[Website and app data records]
= = = = =
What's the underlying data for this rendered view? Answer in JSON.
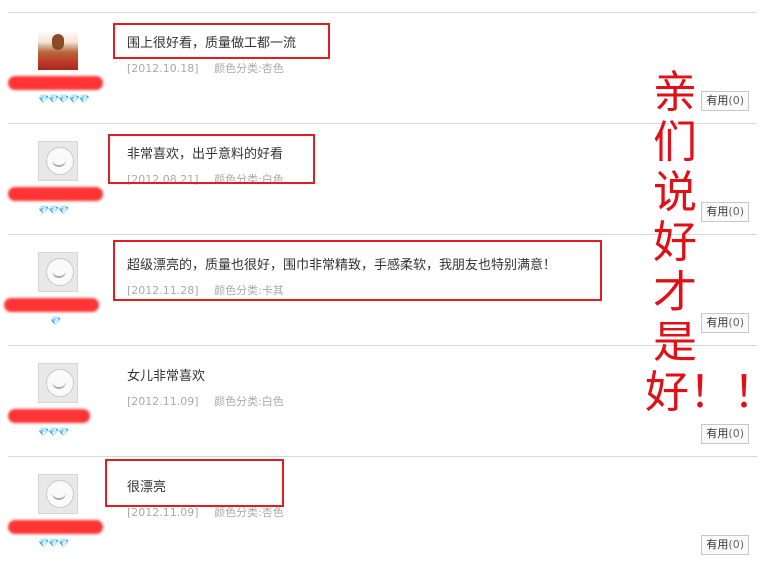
{
  "reviews": [
    {
      "username": "",
      "rank": "💎💎💎💎💎",
      "comment": "围上很好看，质量做工都一流",
      "date": "[2012.10.18]",
      "attr": "颜色分类:杏色",
      "useful_label": "有用",
      "useful_count": "(0)"
    },
    {
      "username": "",
      "rank": "💎💎💎",
      "comment": "非常喜欢，出乎意料的好看",
      "date": "[2012.08.21]",
      "attr": "颜色分类:白色",
      "useful_label": "有用",
      "useful_count": "(0)"
    },
    {
      "username": "",
      "rank": "💎",
      "comment": "超级漂亮的，质量也很好，围巾非常精致，手感柔软，我朋友也特别满意！",
      "date": "[2012.11.28]",
      "attr": "颜色分类:卡其",
      "useful_label": "有用",
      "useful_count": "(0)"
    },
    {
      "username": "",
      "rank": "💎💎💎",
      "comment": "女儿非常喜欢",
      "date": "[2012.11.09]",
      "attr": "颜色分类:白色",
      "useful_label": "有用",
      "useful_count": "(0)"
    },
    {
      "username": "",
      "rank": "💎💎💎",
      "comment": "很漂亮",
      "date": "[2012.11.09]",
      "attr": "颜色分类:杏色",
      "useful_label": "有用",
      "useful_count": "(0)"
    }
  ],
  "annotation": {
    "text": "亲们说好才是好！！",
    "color": "#e10f16"
  },
  "highlight_color": "#e11d24"
}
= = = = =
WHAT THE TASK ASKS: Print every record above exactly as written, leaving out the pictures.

TASK SOLUTION:
What's the underlying data for this rendered view? Answer in JSON.
{
  "reviews": [
    {
      "username": "",
      "rank": "💎💎💎💎💎",
      "comment": "围上很好看，质量做工都一流",
      "date": "[2012.10.18]",
      "attr": "颜色分类:杏色",
      "useful_label": "有用",
      "useful_count": "(0)"
    },
    {
      "username": "",
      "rank": "💎💎💎",
      "comment": "非常喜欢，出乎意料的好看",
      "date": "[2012.08.21]",
      "attr": "颜色分类:白色",
      "useful_label": "有用",
      "useful_count": "(0)"
    },
    {
      "username": "",
      "rank": "💎",
      "comment": "超级漂亮的，质量也很好，围巾非常精致，手感柔软，我朋友也特别满意！",
      "date": "[2012.11.28]",
      "attr": "颜色分类:卡其",
      "useful_label": "有用",
      "useful_count": "(0)"
    },
    {
      "username": "",
      "rank": "💎💎💎",
      "comment": "女儿非常喜欢",
      "date": "[2012.11.09]",
      "attr": "颜色分类:白色",
      "useful_label": "有用",
      "useful_count": "(0)"
    },
    {
      "username": "",
      "rank": "💎💎💎",
      "comment": "很漂亮",
      "date": "[2012.11.09]",
      "attr": "颜色分类:杏色",
      "useful_label": "有用",
      "useful_count": "(0)"
    }
  ],
  "annotation": {
    "text": "亲们说好才是好！！",
    "color": "#e10f16"
  },
  "highlight_color": "#e11d24"
}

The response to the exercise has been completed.